The task: Work through the entries below and show every line in which "JSON" is found.

Input data:
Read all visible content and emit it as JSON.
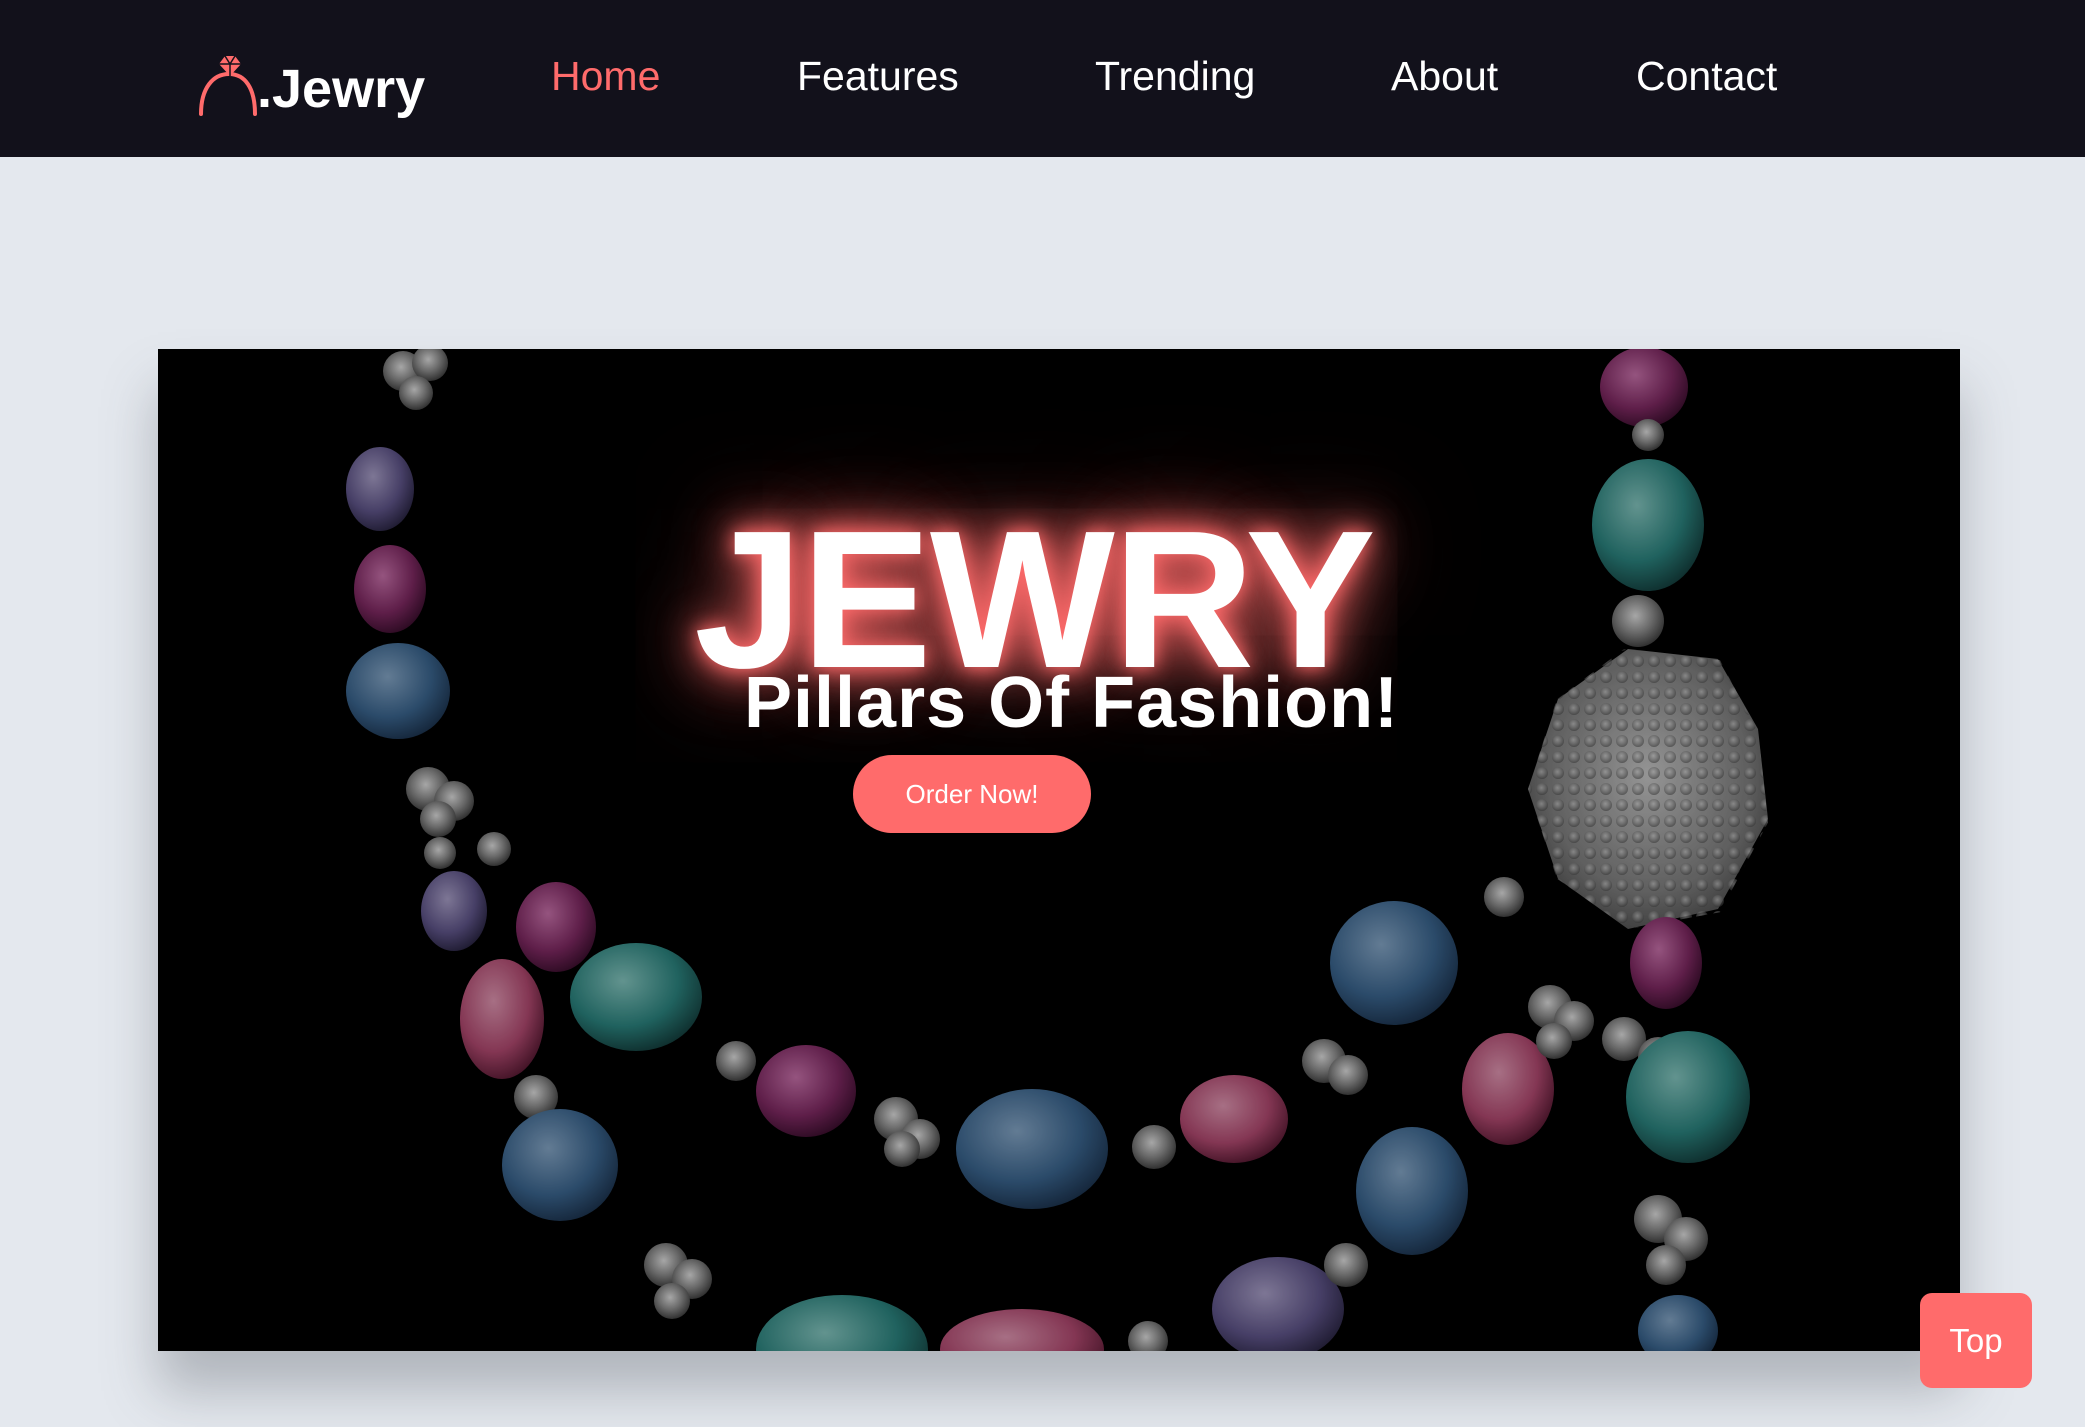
{
  "brand": {
    "name": ".Jewry",
    "icon": "diamond-ring-icon",
    "accent_color": "#ff6b6b"
  },
  "nav": {
    "links": [
      {
        "label": "Home",
        "active": true
      },
      {
        "label": "Features",
        "active": false
      },
      {
        "label": "Trending",
        "active": false
      },
      {
        "label": "About",
        "active": false
      },
      {
        "label": "Contact",
        "active": false
      }
    ]
  },
  "hero": {
    "title": "JEWRY",
    "subtitle": "Pillars Of Fashion!",
    "cta_label": "Order Now!",
    "background": "gemstone-necklace-image"
  },
  "scroll_top": {
    "label": "Top"
  },
  "colors": {
    "navbar": "#12111b",
    "page_background": "#e4e8ee",
    "accent": "#ff6b6b"
  }
}
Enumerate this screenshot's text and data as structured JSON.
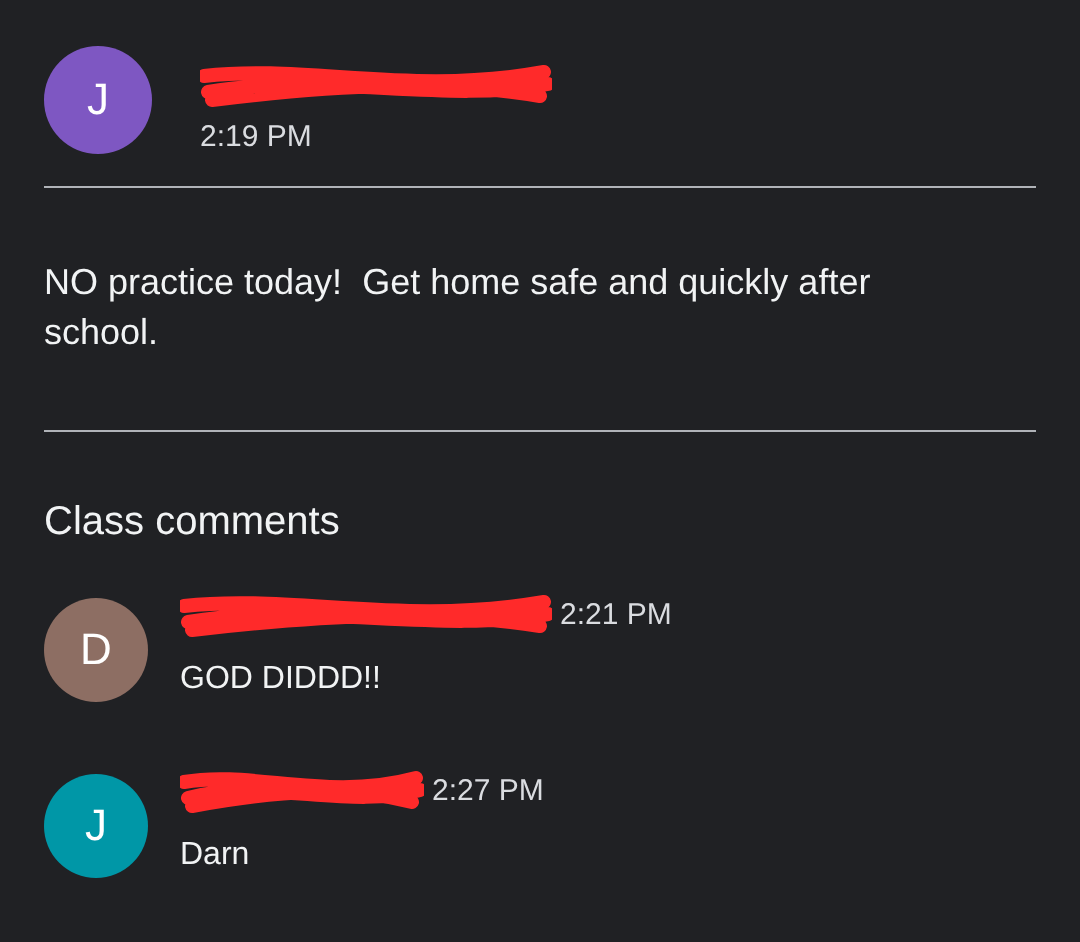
{
  "post": {
    "author": {
      "initial": "J",
      "color": "#7e57c2",
      "redacted": true
    },
    "time": "2:19 PM",
    "body": "NO practice today!  Get home safe and quickly after school."
  },
  "comments_heading": "Class comments",
  "comments": [
    {
      "initial": "D",
      "color": "#8d6e63",
      "redacted": true,
      "time": "2:21 PM",
      "text": "GOD DIDDD!!"
    },
    {
      "initial": "J",
      "color": "#0097a7",
      "redacted": true,
      "time": "2:27 PM",
      "text": "Darn"
    }
  ]
}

Result of this exercise:
Read all visible content and emit it as JSON.
Enumerate this screenshot's text and data as structured JSON.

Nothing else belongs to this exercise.